SMASHWORDS

This is the work in progress I’ve been blogging about for the past year or two. Finally, it exists as something more than a pile of paper and a bunch of Word docs.

The novel is a standalone sequel to the Herbert West Series. Readers who enjoy a combination of realistic adventure and supernatural elements in an exotic setting — Luxor, Egypt and the Theban Necropolis — may wish to have a look.

October 1962. The developing nuclear missile crisis in Cuba is of no concern to Francesca “France” Leighton. Recently turned 21, France travels from her home in Providence to a job at an archaeological dig in Luxor, Egypt. She takes with her two legacies—an emerald ring from the grandfather she never knew, and an antique cello from his friend, a man she loved like a grandfather.

The dig disappoints. France is relegated to sorting chunks of stone, the dig’s director makes unwanted advances; rivalries and mistrust are everywhere. And it’s too darn hot! Tasked with playing her cello at a gathering of archaeologists, France meets the enigmatic and fascinating nuclear physicist Adam Dexter. She’s smitten, especially when he promises to show her the secrets of Egypt, including a hitherto undiscovered tomb.

After a risky balloon cruise ends in a crash landing, France is forced to leave the dig. Despite warnings against solo explorations on the west bank, she finds herself with Adam Dexter in an eerie house near the Theban Necropolis. Adam’s promises are alluring, but he is both more and less than he seems and his motivations are disturbing. Fleeing his house, France makes a horrifying discovery.

Through an image of Osiris, France discovers the true reason for her presence in the Theban Necropolis. As the world teeters on the brink of nuclear war, she must call upon resources both within and beyond herself to meet the perils that await her in the world of the dead beneath the Western Peak.

 

Featured image courtesy of Pixabay.

First Novel Published

On May 22, between loads of laundry, I published the first novel in my Herbert West Trilogy.It’s available for sampling or purchase at

http://smashwords.com/b/15225

Here is a taste of the beginning:

What do I remember?

I could say “Everything I need to, and nothing more.” But if I am being truthful (and tonight I must be truthful, for in vino veritas), I will admit that certain of my memories have been too heavy to carry around with me. I have entrusted them to a mental root cellar — dark, cold and difficult of access. The key to this place, unlike most keys, permits itself to be found only on nights such as this, when I have drunk deeply enough to set aside daytime scruples.

Here it is, small and ornate, a subtle thing. And here is the little door. Insert the key with trembling fingers, and turn. The latch clicks and the door opens, revealing a thin slice of darkness.

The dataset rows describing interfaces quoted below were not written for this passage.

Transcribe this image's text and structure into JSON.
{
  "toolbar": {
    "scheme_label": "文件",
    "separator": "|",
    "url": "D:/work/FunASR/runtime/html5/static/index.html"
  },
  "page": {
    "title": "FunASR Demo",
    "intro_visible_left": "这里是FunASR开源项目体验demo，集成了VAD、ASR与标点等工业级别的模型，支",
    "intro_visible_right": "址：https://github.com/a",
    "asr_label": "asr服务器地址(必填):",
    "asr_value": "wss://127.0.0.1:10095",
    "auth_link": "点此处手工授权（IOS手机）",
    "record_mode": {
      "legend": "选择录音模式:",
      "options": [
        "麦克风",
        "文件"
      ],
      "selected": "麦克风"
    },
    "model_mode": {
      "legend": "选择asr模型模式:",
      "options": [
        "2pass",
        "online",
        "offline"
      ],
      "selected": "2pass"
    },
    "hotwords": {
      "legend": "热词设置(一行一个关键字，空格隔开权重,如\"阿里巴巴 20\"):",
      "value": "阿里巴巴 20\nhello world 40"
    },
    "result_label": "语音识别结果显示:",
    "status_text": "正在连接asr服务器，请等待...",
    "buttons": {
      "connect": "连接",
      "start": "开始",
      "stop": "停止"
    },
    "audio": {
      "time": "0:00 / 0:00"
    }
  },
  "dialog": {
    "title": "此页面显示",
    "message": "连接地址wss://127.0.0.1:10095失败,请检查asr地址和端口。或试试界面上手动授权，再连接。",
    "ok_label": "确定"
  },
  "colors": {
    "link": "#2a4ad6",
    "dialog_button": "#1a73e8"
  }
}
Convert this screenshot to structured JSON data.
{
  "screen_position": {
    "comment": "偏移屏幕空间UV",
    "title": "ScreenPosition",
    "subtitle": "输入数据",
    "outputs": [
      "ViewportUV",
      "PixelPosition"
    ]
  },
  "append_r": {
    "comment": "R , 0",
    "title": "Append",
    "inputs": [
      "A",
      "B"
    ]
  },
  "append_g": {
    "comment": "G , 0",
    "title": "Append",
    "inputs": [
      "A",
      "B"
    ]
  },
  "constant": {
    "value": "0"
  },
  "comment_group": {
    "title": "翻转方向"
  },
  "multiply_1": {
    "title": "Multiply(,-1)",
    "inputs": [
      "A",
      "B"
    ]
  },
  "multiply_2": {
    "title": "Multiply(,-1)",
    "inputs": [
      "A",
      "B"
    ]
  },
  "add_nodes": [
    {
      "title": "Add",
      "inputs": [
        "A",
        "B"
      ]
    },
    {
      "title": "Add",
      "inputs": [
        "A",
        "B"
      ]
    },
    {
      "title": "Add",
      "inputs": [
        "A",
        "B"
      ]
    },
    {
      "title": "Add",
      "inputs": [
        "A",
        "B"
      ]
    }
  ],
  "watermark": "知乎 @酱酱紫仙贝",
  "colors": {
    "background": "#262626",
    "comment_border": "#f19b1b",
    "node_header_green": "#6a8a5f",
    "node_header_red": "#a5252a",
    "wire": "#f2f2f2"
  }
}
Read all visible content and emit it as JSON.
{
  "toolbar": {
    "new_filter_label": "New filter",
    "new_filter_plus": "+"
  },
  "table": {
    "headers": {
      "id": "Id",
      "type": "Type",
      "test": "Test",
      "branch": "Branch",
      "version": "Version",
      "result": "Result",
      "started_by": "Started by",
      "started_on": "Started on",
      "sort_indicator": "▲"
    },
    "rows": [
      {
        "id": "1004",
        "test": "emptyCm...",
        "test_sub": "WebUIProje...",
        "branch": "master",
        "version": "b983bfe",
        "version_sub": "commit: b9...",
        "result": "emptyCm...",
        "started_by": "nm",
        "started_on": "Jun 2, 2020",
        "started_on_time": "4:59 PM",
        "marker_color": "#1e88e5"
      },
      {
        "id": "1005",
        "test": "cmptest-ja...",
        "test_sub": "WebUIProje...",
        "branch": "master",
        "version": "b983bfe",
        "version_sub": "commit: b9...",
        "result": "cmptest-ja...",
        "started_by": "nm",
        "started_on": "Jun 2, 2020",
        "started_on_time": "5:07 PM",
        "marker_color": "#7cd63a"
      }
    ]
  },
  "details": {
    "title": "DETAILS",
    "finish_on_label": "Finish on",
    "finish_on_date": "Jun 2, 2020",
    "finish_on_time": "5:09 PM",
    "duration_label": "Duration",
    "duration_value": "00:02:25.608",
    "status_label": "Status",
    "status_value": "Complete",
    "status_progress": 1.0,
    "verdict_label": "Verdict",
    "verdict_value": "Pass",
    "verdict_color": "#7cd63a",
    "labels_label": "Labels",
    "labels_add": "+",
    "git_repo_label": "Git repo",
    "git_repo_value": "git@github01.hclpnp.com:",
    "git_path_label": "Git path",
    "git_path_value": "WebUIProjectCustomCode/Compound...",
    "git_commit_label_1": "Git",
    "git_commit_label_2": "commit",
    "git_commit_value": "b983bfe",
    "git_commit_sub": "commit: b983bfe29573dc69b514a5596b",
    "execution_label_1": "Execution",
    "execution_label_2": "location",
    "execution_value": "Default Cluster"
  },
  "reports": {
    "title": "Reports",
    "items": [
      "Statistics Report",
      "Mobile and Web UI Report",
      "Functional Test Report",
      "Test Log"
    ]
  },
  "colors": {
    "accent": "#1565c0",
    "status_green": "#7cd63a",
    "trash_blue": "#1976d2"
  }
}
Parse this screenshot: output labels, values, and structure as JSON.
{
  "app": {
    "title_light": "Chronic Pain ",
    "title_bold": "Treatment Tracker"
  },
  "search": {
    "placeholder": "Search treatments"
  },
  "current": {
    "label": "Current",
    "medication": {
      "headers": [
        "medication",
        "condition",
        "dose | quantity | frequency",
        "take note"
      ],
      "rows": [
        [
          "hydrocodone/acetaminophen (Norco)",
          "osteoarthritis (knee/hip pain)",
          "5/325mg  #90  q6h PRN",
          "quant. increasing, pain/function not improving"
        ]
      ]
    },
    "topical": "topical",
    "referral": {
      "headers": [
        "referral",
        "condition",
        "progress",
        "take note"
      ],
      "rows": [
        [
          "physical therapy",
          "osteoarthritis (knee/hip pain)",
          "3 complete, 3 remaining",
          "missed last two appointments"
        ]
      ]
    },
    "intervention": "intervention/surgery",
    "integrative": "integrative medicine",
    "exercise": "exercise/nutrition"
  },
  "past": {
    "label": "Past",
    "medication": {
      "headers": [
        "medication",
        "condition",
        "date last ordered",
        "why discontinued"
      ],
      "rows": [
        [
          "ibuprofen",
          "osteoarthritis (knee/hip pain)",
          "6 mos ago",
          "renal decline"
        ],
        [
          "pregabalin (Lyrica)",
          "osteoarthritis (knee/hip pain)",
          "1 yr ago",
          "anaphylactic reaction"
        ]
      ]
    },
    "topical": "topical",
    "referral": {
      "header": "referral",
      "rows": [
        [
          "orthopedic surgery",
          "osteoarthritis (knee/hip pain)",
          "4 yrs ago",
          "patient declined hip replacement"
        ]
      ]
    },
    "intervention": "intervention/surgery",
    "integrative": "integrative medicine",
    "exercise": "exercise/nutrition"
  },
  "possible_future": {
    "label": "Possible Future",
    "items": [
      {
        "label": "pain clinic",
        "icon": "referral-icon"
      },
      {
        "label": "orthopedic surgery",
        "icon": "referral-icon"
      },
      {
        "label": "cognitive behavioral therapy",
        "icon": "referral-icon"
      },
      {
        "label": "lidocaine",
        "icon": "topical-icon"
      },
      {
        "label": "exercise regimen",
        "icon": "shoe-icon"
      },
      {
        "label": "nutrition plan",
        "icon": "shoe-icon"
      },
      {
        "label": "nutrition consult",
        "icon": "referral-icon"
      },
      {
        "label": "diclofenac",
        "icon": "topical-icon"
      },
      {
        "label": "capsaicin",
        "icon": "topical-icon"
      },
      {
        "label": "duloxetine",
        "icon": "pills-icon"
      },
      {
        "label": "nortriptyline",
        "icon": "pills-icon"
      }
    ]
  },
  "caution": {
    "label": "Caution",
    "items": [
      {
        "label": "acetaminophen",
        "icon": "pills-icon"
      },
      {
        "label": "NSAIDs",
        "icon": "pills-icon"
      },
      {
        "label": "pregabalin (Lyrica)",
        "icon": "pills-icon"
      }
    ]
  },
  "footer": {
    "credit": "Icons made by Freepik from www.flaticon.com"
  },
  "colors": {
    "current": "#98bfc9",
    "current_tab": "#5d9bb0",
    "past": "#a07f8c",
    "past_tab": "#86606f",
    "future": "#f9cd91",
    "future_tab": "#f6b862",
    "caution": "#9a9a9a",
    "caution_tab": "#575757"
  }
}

Herbert West, reanimated.

In one of my books of H.P. Lovecraft’s stories, (The Tomb and Other Tales, Ballantine edition, 1970) there is a chronological list of HPL’s works, with check marks by the ones I had read.  Notably unmarked is “Herbert West, Reanimator,”  written in 1921-1922.  It was published in a magazine called Home Brew as a series of six horror stories.  In his biography of HPL, L. Sprague De Camp refers to them as “perhaps the most forgettable ” of all Lovecraft’s stories.  Despite this dismissal, I was delighted finally to run across them in 1998.

While it’s true that Herbert West exemplifies some of HPL’s faults as a writer, notably overuse of adjectives such as “hideous” and a coarseness of plotting, I found the story intriguing.  It struck me as an outline for something bigger.  The two main characters, Herbert West and the nameless narrator, begged (in my mind at least) to be fleshed out.

Why would anyone want to reanimate corpses?  Why would anyone remain a close friend of someone who was always looking for really fresh corpses to reanimate, even to the point of creating them by means of murder?

This is the question about any “mad scientist.”  Is he evil or merely mad?  Is his friend stupid and credulous or simply loyal?

In the fall of 2000, two years after I read Lovecraft’s story, I began to answer these questions about Herbert West. I ended up several years later with a hefty trilogy. of which I am about to publish the first book, The Friendship of Mortals, as an ebook.  By the time I post here again, it should be available on Smashwords.com,  technology permitting.